He lay down on
the rubbing table, his head to the wall. One of the young interns leaned
forward and brashly asked what he was thinking at that instant.
Ali began his
litany. He said he was thinking about the people in Japan and Turkey and
Russia, all over the world, how they were beginning to think about the fight,
and about him, and the television sets being clicked on, and the traffic jams
in front of the closed-circuit theaters, and how the big TV trucks out in back
of the Atlanta arena, just by the stage door, were getting their machinery
warmed up to send his image by satellite to all those people, and how he was
going to dance for them—"I got to dance," he said—all this in the soft,
silky voice he uses when he does this sort of thing, almost the voice of a

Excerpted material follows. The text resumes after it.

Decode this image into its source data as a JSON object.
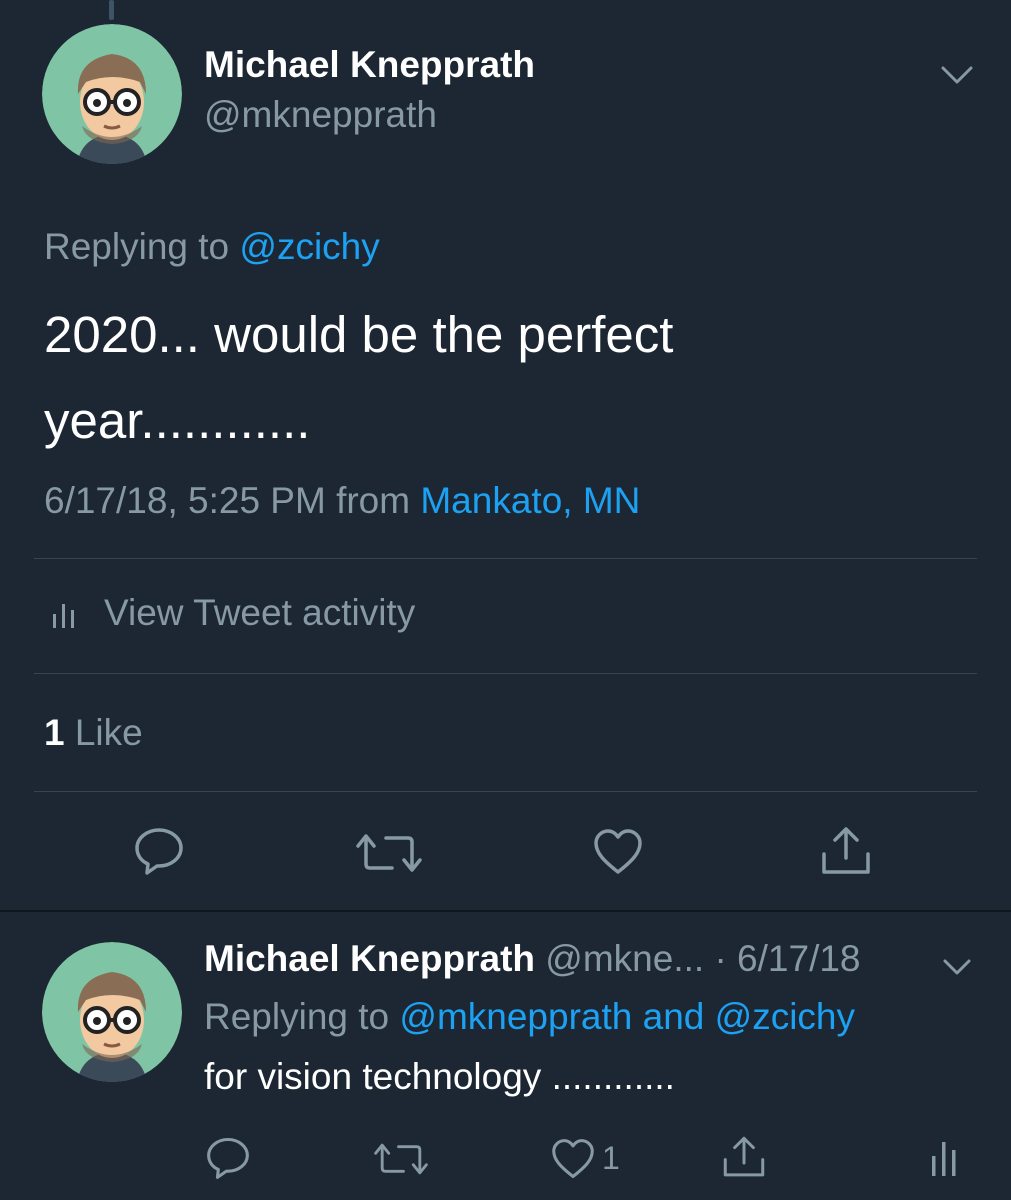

mother soothing her child to sleep with nursery rhymes.
"How about a
verse?" the intern asked.
sorry," Ali said.
The intern was
delighted. "Hey, that's pretty short," he said. "How about

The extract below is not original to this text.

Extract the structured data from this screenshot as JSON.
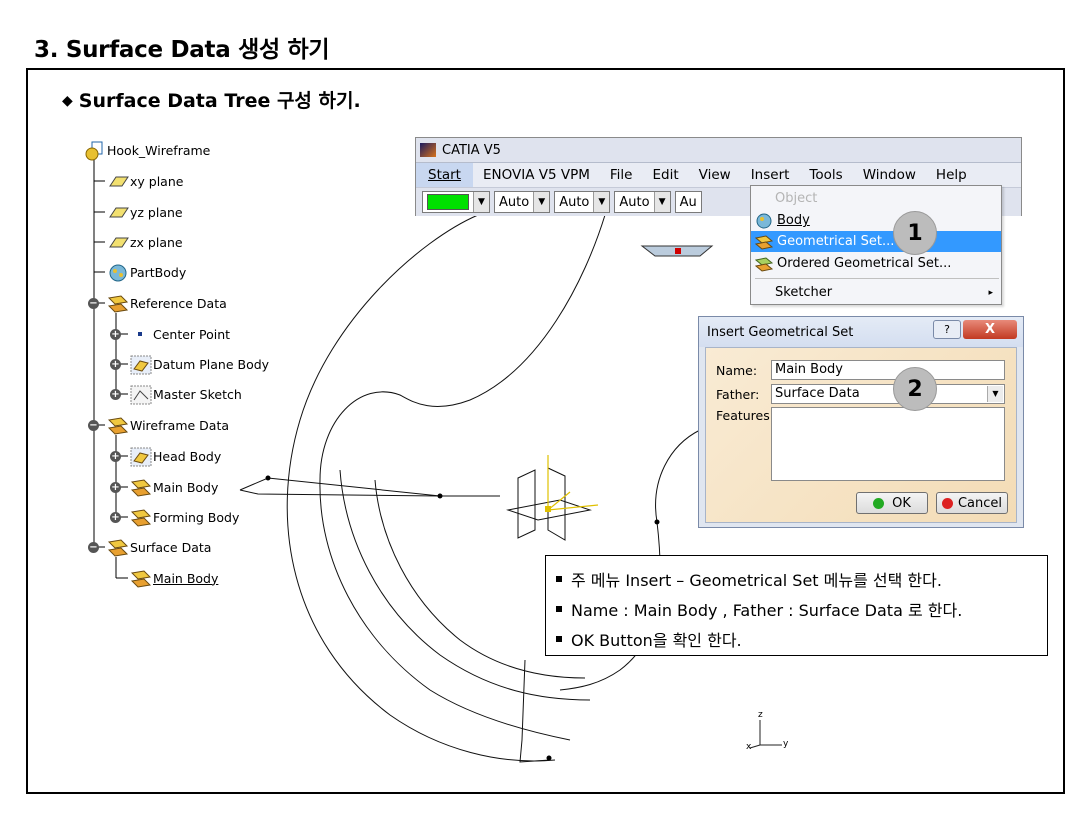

"I don't have
time to find a rhyme," Ali replied gently, and he went on with his
thoughts, how finally he was thinking most of all of Allah, his God, the
Almighty Allah who had given him so many gifts. He began to enumerate them in
his singsong voice—a long, free-verse ode to carrot juice, to honey, to the
things that grew in his garden and that he ate, never anything man-made that
came in cans, none of that stuff, but only what came fresh from the gardens,
and then the woods in which he would run before the "cars were up" and
their "poison," and he talked about how he would face East and thank
the Creator for all of this, which had given him the strength to live right and
to pray right. And he said that thinking of all that the Creator had done made
it simple for him to look at Quarry and see how little he was, and how easy he
could be whupped.
It was an odd
sensation to watch this—Ali pumping himself up, the final instants of fueling a
vehicle that within minutes would touch off—like watching an Antaeus derive his
strength from the ground.
concluded, Ali swung his feet to the floor and stood up. Fifteen minutes were
left. Sarria applied a smear of Vaseline to the fighter's shoulders and started
rubbing it into his torso. His body began to shine. A policeman stuck his head
in, and the crowd noise, roaring at the entrance of some celebrity, swept in
for an instant and made the blood pound before it was shut off by the door
waitin' for me to dance," Ali said. His feet were shuffling. Jesse Jackson
put up a hand as a target and Ali popped a few jabs, snorting his sharp
exhalations, and then he stopped and looked at himself in the mirror. "The
Temptations are out there," he said. "The Supremes are out there.
Sidney Poitier's out there."